Kate Hinds is an Associate Producer for WNYC News. She also reports for WNYC and Transportation Nation, a public radio reporting project that combines the work of multiple newsrooms to provide coverage of how we build, rebuild and get around the nation.
High Speed Rail Hearings Start in New York State
Monday, March 03, 2014 - 12:06 PM
The first public hearings on a proposed high-speed rail line linking New York City to Niagara Falls will begin this week.
According to the New York State Department of Transportation, the route would travel from NYC north to Albany, then turn west to Schenectady, passing through Utica, Syracuse, Rochester, and Buffalo before terminating at Niagara Falls, a distance of 463 miles.
Boosting speeds on New York's so-called Empire Corridor service is an idea that's been percolating for some time. But in order to be eligible for federal funding, the state Department of Transportation had to complete an Environmental Impact Statement. Public hearings are a requirement of that process.
The state is studying five alternatives for high-speed rail, ranging from trains traveling 79, 90, and 110 miles per hour; a plan for 125 miles per hour service is also under review, although it would require new, as opposed to existing, track.
The current top allowed speed for trains west of Schenectady is 79 mph, although the actual average speed is slightly lower than 50mph.
Cost estimates for the plan range from $1.7 to $6.2 billion.

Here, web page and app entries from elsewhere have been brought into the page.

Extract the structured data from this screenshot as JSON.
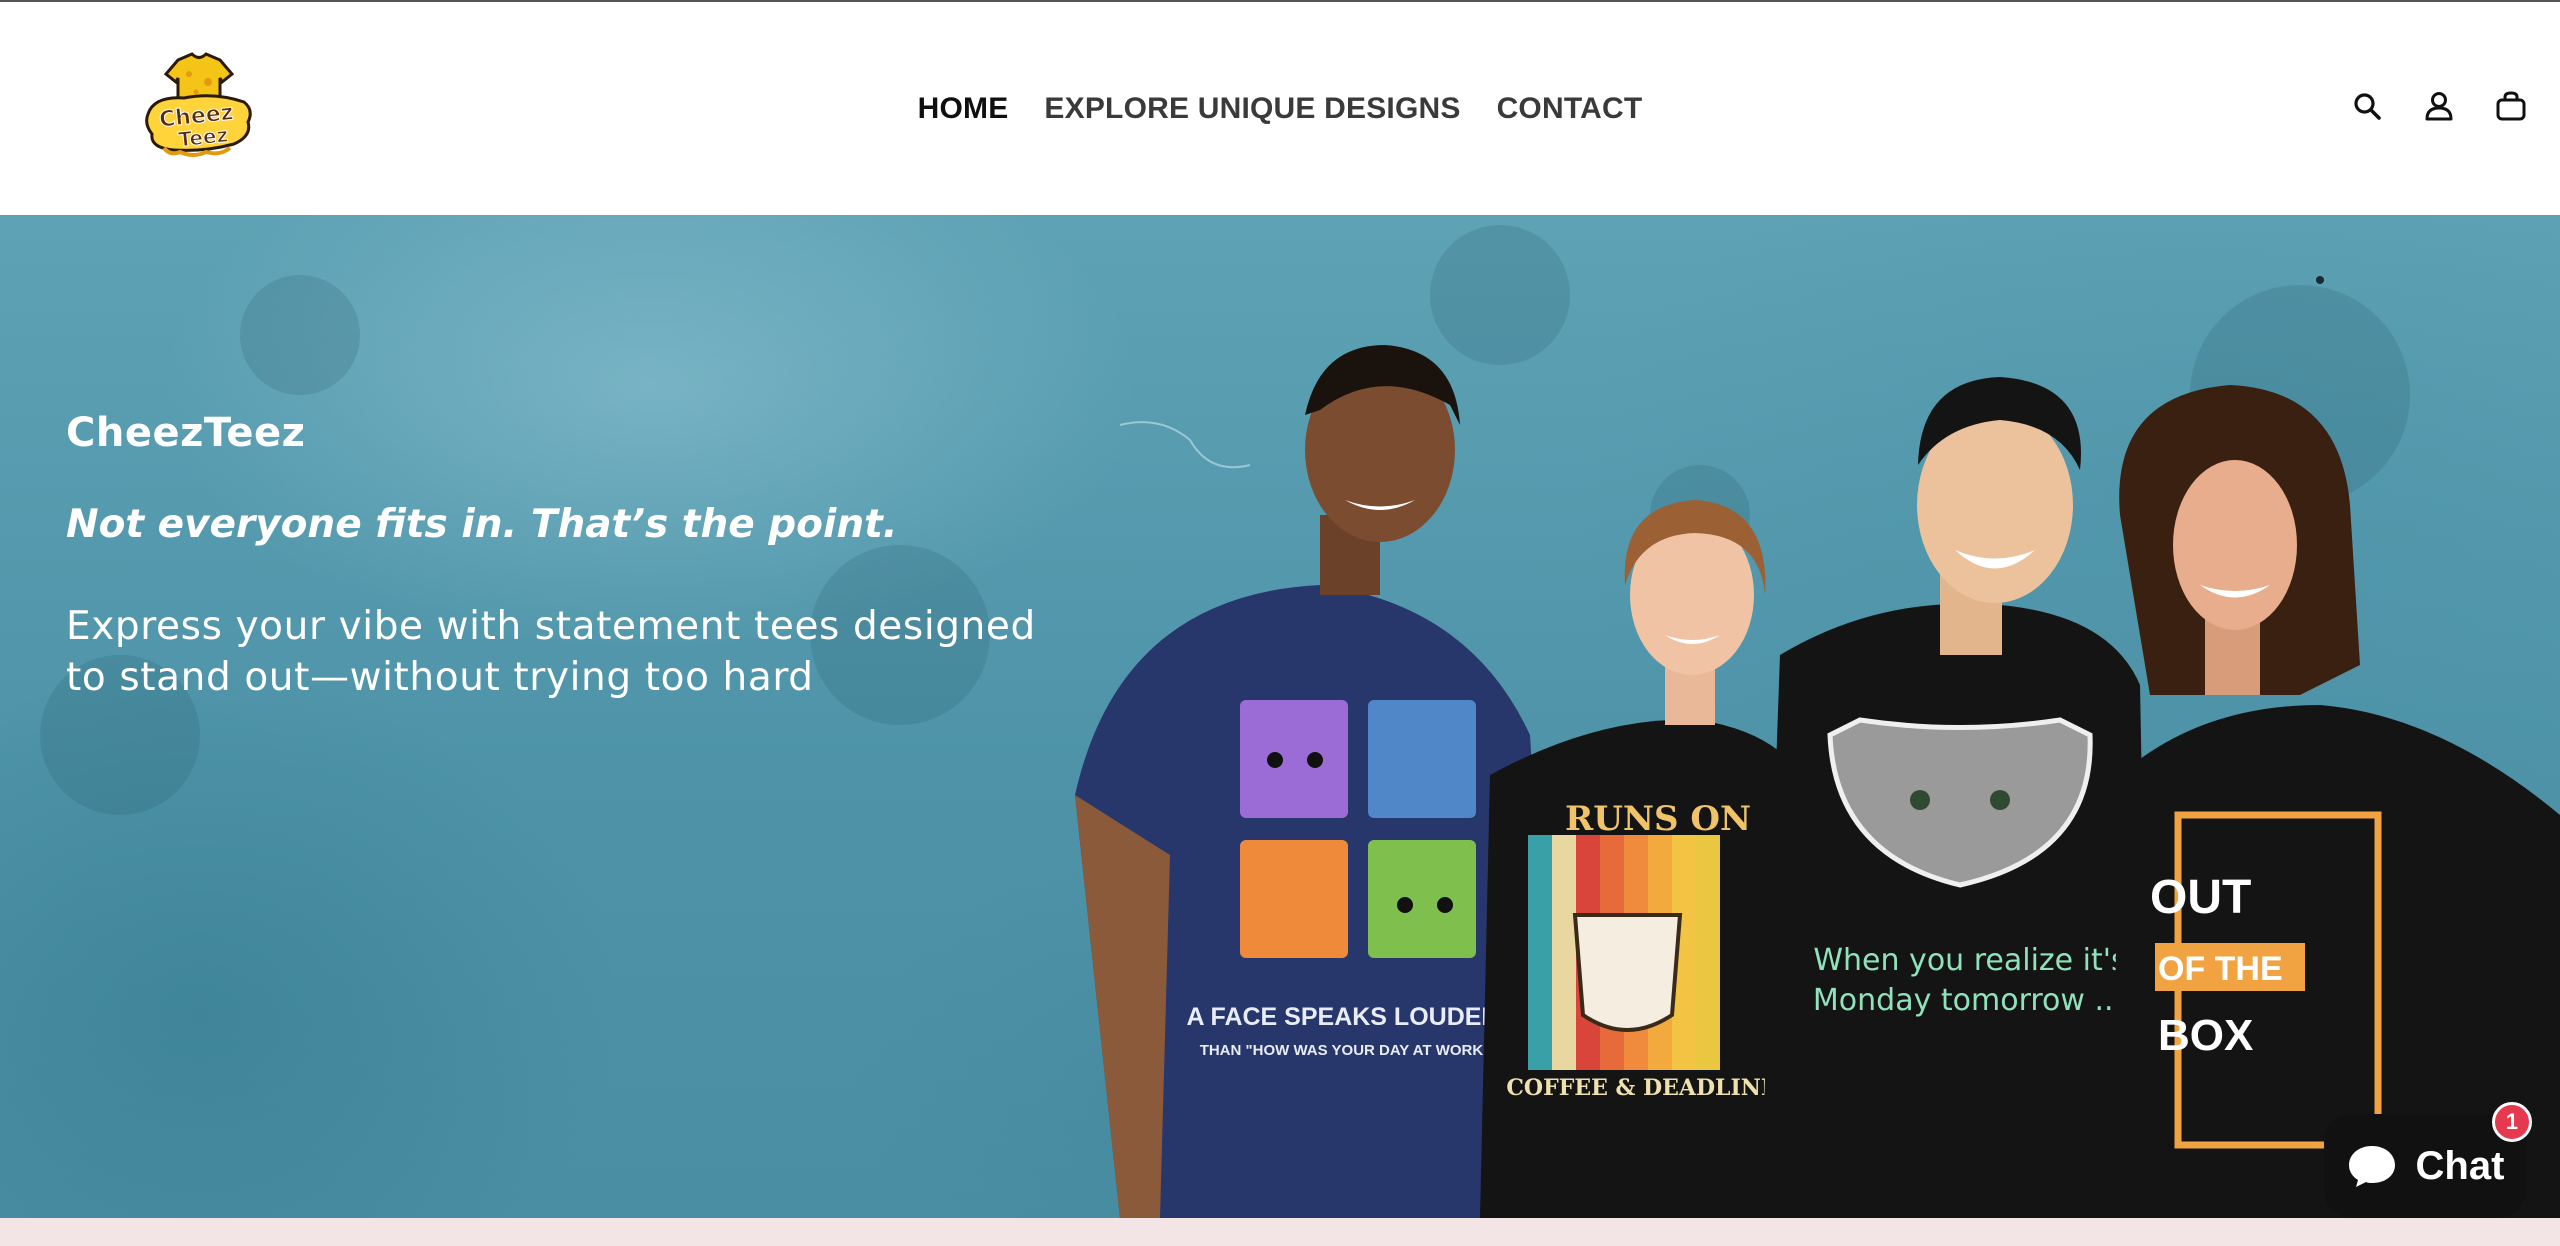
{
  "brand": {
    "logo_alt": "Cheez Teez",
    "logo_line1": "Cheez",
    "logo_line2": "Teez"
  },
  "nav": {
    "items": [
      {
        "label": "HOME",
        "active": true
      },
      {
        "label": "EXPLORE UNIQUE DESIGNS",
        "active": false
      },
      {
        "label": "CONTACT",
        "active": false
      }
    ]
  },
  "header_icons": [
    "search-icon",
    "account-icon",
    "cart-icon"
  ],
  "hero": {
    "brand": "CheezTeez",
    "tagline": "Not everyone fits in. That’s the point.",
    "description": "Express your vibe with statement tees designed to stand out—without trying too hard",
    "shirts": [
      {
        "line1": "A FACE SPEAKS LOUDER",
        "line2": "THAN \"HOW WAS YOUR DAY AT WORK\""
      },
      {
        "line1": "RUNS ON",
        "line2": "COFFEE & DEADLINES"
      },
      {
        "line1": "When you realize it's",
        "line2": "Monday tomorrow ..."
      },
      {
        "line1": "OUT",
        "line2": "OF THE",
        "line3": "BOX"
      }
    ]
  },
  "chat": {
    "label": "Chat",
    "badge": "1"
  },
  "colors": {
    "hero_bg": "#4e93a8",
    "nav_text": "#3a3a3a",
    "nav_active": "#0f0f0f",
    "chat_bg": "#111111",
    "badge": "#e4394f",
    "bottom_strip": "#f3e5e5"
  }
}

The first public hearing will be held Tuesday night in Albany. For the calendar, go here.